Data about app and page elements
++++++++++

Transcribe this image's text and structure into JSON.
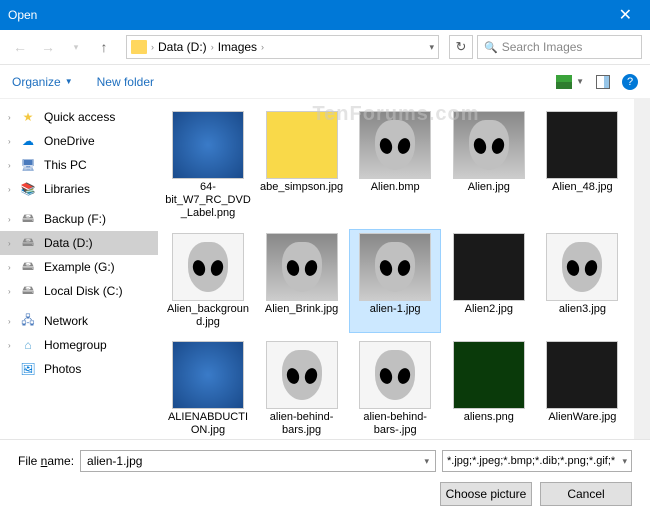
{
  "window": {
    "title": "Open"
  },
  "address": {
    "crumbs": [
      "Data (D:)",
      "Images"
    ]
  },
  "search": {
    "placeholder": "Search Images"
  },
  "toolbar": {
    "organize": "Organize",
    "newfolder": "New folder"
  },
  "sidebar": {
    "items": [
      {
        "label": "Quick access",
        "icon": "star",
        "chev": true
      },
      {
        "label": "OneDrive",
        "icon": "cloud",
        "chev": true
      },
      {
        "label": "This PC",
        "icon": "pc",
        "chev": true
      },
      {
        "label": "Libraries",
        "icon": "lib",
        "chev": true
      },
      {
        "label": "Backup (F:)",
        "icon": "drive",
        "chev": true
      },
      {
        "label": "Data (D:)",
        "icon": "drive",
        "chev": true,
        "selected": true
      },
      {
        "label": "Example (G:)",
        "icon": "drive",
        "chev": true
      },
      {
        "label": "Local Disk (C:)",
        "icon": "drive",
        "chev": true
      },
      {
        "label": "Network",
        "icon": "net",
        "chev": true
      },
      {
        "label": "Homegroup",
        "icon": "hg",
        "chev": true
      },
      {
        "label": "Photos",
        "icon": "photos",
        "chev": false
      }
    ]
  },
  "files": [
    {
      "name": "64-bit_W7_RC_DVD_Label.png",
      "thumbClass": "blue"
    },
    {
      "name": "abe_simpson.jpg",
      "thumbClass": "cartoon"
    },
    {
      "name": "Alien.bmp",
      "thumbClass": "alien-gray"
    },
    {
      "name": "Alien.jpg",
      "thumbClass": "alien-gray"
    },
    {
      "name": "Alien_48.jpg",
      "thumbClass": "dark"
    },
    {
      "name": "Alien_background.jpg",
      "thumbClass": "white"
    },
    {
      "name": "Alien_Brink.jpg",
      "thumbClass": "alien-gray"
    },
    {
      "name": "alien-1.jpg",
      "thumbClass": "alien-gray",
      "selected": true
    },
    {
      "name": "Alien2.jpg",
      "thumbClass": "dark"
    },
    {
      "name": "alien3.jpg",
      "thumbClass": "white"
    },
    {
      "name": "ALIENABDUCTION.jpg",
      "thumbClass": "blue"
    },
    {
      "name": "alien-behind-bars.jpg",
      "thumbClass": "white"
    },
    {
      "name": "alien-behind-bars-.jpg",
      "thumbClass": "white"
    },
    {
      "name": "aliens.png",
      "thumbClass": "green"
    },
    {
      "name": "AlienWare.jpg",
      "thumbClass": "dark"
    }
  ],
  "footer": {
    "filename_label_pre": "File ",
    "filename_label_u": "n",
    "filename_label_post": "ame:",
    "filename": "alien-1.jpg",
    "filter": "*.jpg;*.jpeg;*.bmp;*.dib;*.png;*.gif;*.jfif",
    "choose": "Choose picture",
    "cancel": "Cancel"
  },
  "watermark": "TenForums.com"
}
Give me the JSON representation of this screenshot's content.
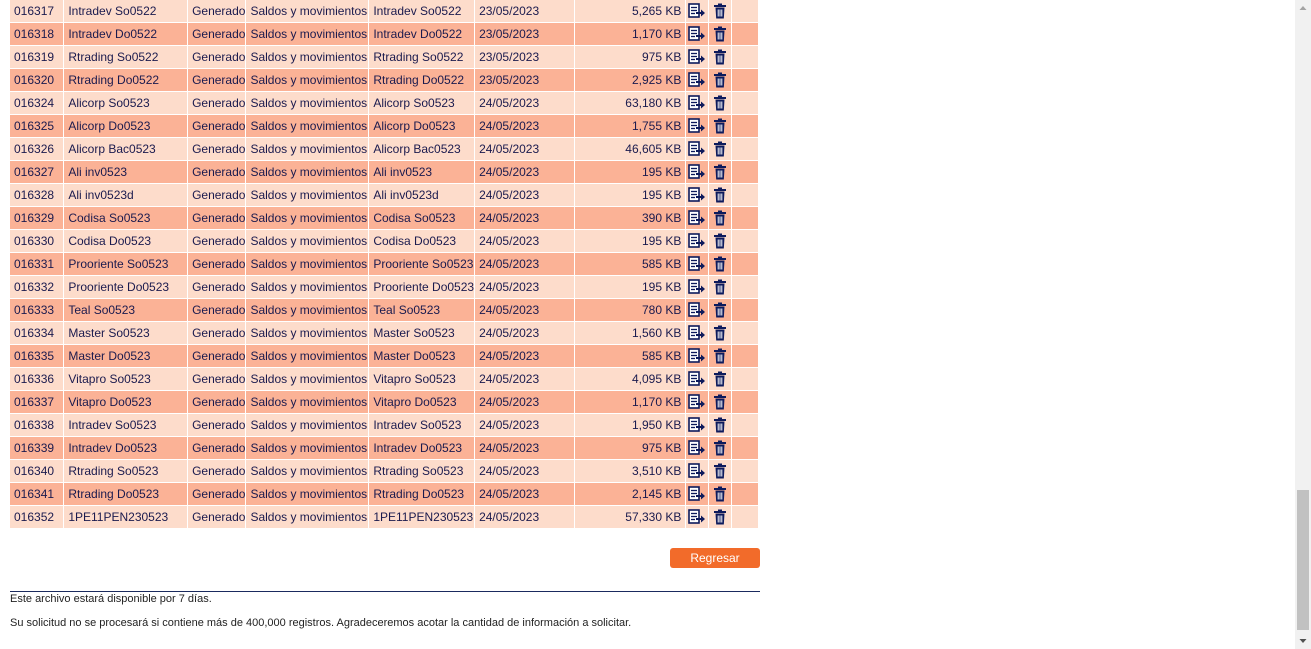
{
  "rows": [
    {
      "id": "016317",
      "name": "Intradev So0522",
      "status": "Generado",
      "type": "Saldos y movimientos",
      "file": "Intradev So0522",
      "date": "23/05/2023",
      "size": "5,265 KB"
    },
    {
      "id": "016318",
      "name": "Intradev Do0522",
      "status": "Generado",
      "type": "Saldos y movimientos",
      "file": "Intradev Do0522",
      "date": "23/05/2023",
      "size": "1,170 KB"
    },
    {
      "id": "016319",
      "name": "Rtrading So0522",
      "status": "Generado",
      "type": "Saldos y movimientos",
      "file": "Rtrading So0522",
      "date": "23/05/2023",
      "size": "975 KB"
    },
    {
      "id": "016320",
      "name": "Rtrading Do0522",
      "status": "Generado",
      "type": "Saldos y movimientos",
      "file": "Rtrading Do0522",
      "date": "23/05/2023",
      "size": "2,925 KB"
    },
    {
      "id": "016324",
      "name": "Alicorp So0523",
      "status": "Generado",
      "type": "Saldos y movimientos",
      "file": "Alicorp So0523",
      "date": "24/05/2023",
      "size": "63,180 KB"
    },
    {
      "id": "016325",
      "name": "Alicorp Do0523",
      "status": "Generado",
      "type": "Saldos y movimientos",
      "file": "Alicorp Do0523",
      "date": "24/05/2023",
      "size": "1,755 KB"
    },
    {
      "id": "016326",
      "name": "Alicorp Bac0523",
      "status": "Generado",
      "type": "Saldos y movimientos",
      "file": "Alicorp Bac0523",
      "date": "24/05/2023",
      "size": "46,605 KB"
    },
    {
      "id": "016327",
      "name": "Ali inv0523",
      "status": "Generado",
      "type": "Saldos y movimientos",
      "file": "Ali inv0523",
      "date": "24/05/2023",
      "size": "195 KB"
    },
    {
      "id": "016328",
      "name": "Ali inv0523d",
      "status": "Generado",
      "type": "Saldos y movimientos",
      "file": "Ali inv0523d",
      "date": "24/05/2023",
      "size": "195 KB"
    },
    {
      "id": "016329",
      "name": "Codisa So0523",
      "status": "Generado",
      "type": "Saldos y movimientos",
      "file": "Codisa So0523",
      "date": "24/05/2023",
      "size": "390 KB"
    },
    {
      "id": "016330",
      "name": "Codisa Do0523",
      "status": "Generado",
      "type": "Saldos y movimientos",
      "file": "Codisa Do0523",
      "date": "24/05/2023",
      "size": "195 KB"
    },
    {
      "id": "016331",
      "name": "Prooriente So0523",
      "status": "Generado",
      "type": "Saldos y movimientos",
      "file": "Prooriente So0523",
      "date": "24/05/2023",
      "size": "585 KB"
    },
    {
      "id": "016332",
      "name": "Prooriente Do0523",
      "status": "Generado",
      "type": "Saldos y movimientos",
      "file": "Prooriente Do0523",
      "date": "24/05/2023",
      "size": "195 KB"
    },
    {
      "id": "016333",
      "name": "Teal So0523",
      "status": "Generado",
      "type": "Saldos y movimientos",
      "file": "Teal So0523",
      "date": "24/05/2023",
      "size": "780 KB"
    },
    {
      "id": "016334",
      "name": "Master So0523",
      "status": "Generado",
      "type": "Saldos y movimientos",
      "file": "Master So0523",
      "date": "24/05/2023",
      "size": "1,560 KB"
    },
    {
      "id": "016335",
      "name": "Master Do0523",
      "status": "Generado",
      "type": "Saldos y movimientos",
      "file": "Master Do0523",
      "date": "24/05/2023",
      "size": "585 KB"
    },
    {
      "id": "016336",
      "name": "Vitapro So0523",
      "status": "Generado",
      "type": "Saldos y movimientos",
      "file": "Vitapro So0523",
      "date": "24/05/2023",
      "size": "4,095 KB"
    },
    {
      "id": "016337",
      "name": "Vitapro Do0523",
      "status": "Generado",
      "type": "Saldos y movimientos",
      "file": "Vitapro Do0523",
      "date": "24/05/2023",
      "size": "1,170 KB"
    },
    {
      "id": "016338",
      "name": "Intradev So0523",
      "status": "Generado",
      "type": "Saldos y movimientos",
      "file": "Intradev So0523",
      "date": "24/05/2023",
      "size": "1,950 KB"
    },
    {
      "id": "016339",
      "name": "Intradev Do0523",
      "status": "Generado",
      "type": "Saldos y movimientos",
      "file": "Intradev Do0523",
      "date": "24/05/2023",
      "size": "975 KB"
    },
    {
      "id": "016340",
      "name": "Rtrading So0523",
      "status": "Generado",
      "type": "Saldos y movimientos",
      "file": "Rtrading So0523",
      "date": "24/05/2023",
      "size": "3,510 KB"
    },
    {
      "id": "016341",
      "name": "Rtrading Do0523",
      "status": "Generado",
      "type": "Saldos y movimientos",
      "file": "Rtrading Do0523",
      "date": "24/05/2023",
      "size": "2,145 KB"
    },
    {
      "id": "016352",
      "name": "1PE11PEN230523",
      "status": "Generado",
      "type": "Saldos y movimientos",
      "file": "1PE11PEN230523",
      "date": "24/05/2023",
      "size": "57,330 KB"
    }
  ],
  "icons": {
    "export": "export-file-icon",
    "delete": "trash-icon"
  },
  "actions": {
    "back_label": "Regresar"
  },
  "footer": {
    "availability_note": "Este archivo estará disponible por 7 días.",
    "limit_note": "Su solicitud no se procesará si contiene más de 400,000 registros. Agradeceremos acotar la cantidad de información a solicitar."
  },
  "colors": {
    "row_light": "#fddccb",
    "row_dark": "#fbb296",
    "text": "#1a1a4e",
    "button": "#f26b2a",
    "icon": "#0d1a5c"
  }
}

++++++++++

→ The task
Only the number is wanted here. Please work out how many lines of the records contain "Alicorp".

→ Completed exercise
6